US6467248Feb 18, 2000Oct 22, 2002Fresh Express, Inc.Method for processing freshly harvested leafy vegetables and subdivided, peeled fruit
US6468477Feb 4, 2000Oct 22, 2002Hamilton EnterprisesSealable air sampling bag
US6470795Feb 1, 2001Oct 29, 2002Fresh Express, Inc.Methods and apparatus for vacuum/gas flush treatment of fresh produce
US6679276Oct 19, 2000Jan 20, 2004Fresh Express, Inc.Apparatus and methods for washing the cored areas of lettuce heads during harvest
US6892934Nov 8, 2002May 17, 2005United States Postal ServiceHandling potentially contaminated mail
US7198749 *Mar 9, 2004Apr 3, 2007United States Postal ServicePositioning decontamination bag in mailbox ; sealing bag; injecting decontamination material; purification
US7278433Dec 23, 2003Oct 9, 2007Dole Fresh Vegetables, Inc.Washing a cored lettuce head
US7484514Oct 9, 2007Feb 3, 2009Dole Fresh Vegetables, Inc.Washing a corded lettuce head
EP1149557A2 *Feb 2, 2001Oct 31, 2001Hamilton Enterprises Inc. d/b/a Quintron Instrument CompanySealable air sampling bag

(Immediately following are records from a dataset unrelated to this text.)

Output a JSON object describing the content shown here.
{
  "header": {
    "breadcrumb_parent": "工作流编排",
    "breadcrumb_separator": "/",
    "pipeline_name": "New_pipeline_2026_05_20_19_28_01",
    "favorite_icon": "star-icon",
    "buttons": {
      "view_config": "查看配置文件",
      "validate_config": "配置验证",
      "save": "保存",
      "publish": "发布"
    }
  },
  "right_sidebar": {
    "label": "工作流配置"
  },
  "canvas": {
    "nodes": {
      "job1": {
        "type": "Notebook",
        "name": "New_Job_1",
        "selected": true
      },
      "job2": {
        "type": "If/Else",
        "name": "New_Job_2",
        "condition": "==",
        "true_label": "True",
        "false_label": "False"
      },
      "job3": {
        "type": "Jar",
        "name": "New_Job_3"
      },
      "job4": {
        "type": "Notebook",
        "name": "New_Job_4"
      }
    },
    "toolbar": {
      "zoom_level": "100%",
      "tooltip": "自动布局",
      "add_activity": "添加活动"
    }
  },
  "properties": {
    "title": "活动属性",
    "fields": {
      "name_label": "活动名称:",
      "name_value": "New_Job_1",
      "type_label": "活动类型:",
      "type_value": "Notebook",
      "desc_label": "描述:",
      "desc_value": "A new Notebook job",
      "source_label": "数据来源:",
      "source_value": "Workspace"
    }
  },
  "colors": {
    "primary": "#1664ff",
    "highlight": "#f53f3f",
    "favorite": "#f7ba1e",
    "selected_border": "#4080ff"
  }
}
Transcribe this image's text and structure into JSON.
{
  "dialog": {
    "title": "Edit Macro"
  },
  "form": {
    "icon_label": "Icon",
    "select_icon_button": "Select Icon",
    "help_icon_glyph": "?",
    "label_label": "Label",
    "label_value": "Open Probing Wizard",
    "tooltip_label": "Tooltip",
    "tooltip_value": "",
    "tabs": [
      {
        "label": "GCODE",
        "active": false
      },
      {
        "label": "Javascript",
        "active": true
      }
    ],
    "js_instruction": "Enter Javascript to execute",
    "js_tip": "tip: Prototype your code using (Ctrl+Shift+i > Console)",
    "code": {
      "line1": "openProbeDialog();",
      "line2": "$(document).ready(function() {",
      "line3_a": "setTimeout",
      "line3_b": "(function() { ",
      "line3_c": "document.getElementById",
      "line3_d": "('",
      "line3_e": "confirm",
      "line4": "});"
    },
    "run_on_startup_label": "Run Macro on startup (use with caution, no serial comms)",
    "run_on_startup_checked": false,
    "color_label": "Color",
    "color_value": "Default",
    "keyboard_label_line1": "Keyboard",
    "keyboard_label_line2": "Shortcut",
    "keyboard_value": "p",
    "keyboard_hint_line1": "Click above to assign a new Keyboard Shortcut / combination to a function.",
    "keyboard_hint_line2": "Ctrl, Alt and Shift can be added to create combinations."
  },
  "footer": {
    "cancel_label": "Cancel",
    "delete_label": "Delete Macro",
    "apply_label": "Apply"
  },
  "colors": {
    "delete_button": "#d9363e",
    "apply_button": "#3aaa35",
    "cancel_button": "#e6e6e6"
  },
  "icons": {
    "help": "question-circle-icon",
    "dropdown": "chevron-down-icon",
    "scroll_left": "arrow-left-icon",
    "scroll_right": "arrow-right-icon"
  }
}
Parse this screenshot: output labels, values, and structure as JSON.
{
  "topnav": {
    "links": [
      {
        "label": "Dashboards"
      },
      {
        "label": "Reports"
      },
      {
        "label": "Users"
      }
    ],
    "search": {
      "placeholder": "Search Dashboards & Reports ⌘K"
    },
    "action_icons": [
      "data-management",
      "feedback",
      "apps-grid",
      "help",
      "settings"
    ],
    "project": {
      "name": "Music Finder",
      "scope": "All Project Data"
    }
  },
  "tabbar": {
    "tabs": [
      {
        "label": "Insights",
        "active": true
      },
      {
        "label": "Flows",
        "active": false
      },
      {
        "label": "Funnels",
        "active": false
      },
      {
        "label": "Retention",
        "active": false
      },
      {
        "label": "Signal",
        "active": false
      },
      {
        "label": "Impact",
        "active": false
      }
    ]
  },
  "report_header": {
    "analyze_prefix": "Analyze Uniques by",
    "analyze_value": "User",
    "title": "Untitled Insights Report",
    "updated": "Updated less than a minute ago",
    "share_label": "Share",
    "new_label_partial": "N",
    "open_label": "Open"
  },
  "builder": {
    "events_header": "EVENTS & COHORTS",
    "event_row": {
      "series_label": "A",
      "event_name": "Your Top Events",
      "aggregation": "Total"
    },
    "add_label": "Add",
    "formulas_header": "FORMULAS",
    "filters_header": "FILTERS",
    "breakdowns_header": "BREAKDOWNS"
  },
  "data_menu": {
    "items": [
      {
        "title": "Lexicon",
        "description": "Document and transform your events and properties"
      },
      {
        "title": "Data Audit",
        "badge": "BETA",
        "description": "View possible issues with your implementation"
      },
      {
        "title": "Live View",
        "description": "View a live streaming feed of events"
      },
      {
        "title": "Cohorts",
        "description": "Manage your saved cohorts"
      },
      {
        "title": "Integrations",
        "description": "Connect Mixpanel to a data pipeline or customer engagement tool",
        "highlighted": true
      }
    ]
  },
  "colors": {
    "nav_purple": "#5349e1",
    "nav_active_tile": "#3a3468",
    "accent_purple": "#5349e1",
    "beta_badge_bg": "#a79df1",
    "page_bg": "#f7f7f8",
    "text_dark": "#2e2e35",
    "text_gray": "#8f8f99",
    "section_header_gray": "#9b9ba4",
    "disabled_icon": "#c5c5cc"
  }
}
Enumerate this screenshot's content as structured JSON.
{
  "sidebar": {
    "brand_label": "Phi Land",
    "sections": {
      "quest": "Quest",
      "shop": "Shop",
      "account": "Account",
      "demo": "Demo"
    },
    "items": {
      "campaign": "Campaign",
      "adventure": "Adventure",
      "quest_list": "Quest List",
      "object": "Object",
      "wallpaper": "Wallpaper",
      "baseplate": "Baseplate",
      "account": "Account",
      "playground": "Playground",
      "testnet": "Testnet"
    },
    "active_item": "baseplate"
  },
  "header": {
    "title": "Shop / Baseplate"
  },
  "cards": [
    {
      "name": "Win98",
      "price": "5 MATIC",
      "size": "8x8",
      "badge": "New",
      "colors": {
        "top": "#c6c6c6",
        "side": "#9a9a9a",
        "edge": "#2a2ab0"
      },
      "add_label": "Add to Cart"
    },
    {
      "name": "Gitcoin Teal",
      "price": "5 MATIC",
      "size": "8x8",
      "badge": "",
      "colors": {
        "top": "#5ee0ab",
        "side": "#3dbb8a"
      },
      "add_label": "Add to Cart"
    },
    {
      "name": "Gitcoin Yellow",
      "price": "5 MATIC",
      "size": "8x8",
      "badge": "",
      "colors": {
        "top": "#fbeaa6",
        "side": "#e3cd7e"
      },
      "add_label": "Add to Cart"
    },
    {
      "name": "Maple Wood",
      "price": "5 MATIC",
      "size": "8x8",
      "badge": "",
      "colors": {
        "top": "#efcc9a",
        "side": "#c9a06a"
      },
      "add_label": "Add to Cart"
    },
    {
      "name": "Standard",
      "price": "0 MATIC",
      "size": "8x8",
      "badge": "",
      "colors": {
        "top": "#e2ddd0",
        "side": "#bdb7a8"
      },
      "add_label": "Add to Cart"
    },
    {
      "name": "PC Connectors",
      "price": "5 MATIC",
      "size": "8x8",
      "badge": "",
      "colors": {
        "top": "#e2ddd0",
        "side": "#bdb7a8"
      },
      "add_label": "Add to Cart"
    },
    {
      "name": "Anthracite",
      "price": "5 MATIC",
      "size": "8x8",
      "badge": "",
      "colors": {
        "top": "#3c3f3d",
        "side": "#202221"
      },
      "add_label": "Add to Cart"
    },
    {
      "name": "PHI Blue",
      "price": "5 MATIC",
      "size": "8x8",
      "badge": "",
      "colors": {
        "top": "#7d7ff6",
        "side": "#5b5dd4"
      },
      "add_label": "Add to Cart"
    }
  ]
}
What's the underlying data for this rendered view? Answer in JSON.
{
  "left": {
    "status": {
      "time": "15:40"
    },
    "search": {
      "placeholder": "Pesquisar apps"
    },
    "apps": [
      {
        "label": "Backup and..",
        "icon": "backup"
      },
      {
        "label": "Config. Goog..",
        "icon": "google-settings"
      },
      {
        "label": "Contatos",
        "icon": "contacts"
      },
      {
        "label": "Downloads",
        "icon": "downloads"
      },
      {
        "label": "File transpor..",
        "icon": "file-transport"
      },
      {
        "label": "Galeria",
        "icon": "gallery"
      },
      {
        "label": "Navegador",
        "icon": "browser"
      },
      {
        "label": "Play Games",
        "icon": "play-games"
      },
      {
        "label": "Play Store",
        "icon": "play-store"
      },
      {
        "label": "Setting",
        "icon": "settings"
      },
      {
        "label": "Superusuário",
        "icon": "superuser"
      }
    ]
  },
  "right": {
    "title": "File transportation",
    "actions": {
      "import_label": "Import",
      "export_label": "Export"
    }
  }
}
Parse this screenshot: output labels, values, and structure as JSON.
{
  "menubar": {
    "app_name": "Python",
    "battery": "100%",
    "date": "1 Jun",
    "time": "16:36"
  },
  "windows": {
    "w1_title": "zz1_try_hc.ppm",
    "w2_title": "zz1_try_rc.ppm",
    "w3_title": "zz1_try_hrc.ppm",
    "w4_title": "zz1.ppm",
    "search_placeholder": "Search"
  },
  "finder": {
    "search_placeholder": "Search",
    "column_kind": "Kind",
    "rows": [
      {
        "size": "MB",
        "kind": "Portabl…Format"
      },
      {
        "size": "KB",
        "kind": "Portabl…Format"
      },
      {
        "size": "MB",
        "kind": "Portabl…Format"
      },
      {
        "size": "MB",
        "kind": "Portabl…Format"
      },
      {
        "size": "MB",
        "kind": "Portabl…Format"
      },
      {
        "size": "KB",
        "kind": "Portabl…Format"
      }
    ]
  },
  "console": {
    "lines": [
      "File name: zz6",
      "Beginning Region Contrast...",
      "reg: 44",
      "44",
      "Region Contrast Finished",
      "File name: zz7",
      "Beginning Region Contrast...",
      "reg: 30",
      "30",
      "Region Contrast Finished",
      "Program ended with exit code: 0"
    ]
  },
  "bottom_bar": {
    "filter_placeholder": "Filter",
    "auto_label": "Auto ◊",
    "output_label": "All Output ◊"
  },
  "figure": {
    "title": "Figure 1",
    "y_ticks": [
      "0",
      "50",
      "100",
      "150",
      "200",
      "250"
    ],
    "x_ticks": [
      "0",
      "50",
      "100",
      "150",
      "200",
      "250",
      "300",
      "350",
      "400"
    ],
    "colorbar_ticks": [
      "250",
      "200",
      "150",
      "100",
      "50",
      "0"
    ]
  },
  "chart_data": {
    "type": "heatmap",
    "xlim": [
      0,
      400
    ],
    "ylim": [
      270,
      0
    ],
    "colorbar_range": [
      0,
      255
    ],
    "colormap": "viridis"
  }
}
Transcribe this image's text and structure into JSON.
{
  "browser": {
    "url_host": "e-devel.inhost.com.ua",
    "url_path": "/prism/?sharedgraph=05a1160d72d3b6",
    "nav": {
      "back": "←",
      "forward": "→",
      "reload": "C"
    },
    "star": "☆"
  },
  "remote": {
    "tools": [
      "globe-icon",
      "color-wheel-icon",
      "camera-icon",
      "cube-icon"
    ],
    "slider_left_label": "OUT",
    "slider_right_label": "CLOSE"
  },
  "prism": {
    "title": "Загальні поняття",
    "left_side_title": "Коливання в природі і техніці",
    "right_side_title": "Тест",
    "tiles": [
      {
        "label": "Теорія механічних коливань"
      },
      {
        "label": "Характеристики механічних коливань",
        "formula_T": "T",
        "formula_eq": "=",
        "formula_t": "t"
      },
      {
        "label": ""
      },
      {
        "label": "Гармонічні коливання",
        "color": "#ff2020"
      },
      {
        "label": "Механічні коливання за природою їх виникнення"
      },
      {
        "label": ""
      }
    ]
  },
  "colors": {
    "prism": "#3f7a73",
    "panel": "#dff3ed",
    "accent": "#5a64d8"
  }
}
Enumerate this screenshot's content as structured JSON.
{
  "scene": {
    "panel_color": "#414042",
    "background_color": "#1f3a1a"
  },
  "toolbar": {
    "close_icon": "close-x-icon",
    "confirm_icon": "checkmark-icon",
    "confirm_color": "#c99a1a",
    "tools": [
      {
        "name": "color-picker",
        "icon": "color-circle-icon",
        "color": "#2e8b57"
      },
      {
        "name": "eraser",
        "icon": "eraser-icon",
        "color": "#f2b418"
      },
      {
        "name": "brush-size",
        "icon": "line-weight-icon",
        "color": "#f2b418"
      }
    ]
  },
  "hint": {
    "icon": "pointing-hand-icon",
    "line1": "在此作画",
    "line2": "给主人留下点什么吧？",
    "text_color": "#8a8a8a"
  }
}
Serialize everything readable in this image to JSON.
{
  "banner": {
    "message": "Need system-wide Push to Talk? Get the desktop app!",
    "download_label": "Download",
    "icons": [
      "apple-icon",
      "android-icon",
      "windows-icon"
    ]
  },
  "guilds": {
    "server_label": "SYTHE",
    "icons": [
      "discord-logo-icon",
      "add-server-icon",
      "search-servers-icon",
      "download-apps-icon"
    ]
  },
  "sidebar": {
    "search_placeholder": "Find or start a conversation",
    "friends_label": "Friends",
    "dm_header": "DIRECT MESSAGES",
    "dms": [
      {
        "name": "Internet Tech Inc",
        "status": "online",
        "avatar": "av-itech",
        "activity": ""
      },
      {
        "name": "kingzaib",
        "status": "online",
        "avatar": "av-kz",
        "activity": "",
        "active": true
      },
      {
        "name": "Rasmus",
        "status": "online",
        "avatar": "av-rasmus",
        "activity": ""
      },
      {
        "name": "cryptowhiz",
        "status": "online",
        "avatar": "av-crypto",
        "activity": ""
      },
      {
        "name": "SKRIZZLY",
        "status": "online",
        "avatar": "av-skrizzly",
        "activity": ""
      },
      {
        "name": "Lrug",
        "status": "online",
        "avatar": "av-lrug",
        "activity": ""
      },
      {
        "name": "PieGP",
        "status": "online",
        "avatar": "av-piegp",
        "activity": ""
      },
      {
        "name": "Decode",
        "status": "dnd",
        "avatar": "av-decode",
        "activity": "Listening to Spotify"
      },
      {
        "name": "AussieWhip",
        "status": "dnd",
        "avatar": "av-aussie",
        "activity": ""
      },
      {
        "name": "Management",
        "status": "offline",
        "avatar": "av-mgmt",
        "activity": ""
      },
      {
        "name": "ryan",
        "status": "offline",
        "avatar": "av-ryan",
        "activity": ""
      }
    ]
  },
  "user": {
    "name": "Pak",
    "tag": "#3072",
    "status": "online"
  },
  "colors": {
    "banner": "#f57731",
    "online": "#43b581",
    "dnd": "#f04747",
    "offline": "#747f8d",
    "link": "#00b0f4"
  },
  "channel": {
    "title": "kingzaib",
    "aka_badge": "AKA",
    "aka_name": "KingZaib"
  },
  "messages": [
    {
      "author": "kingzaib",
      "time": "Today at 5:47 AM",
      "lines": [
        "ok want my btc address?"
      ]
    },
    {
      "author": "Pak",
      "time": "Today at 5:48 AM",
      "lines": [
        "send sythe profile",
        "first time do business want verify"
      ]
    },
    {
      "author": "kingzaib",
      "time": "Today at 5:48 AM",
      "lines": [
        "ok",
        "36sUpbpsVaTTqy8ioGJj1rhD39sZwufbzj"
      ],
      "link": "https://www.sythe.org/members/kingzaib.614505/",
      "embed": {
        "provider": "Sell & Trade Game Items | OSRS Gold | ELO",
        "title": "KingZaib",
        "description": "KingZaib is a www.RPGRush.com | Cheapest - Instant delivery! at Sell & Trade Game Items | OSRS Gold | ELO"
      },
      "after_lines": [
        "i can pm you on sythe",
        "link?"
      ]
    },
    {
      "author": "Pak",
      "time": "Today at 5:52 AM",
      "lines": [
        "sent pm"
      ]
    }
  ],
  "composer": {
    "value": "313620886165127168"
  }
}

Classifications
U.S. Classification229/117.33, 383/93, 383/89, 383/211
International ClassificationB65D33/18, B65D33/20, B65D33/16
Cooperative ClassificationB65D33/20, B65D33/18, B65D33/16
European ClassificationB65D33/18, B65D33/16, B65D33/20
Legal Events
DateCodeEventDescription
Feb 6, 2013ASAssignment
Free format text: RELEASE BY SECURED PARTY;ASSIGNOR:COOPERATIEVE CENTRALE RAIFFEISEN - BOERENLEENBANK B.A., RABOBANK NEDERLAND, NEW YORK BRANCH, AS COLLATERAL AGENT;REEL/FRAME:029761/0848
Owner name: FRESH INTERNATIONAL CORP., NORTH CAROLINA
Effective date: 20130205
Owner name: FRESH EXPRESS INCORPORATED, NORTH CAROLINA
Owner name: TRANSFRESH CORPORATION, NORTH CAROLINA
Owner name: CHIQUITA BRANDS L.L.C., NORTH CAROLINA
Apr 11, 2008ASAssignment
Owner name: FRESH ADVANTAGE, INC., CALIFORNIA
Free format text: RELEASE BY SECURED PARTY;ASSIGNOR:WACHOVIA BANK, NATIONAL ASSOCIATION;REEL/FRAME:020783/0667
Effective date: 20080401
Owner name: FRESH EXPRESS INCORPORATED, CALIFORNIA
Owner name: TRANSFRESH CORPORATION, CALIFORNIA
Apr 7, 2008ASAssignment
Owner name: COOPERATIEVE CENTRALE RAIFFEISEN - BOERENLEENBANK
Free format text: SECURITY AGREEMENT;ASSIGNORS:CHIQUITA BRANDS L.L.C.;FRESH EXPRESS INCORPORATED;FRESH INTERNATIONAL CORP.;AND OTHERS;REEL/FRAME:020762/0424
Effective date: 20080331
Sep 13, 2005FPAYFee payment
Year of fee payment: 12
Jul 15, 2005ASAssignment
Owner name: WACHOVIA BANK, NATIONAL ASSOCIATION, AS COLLATERAL
Free format text: SECURITY INTEREST;ASSIGNORS:FRESH ADVANTAGE, INC.;FRESH EXPRESS INCORPORATED;TRANSFRESH CORPORATION;REEL/FRAME:016522/0712
Effective date: 20050628
Oct 17, 2001FPAYFee payment
Year of fee payment: 8
Jul 9, 1998SULPSurcharge for late payment
Jul 9, 1998FPAYFee payment
Year of fee payment: 4
Apr 24, 1998ASAssignment
Owner name: FRESH EXPRESS INCORPORATED, CALIFORNIA
Free format text: ASSIGNMENT OF ASSIGNORS INTEREST;ASSIGNOR:BROWN, RICHARD;REEL/FRAME:009146/0147
Effective date: 19980327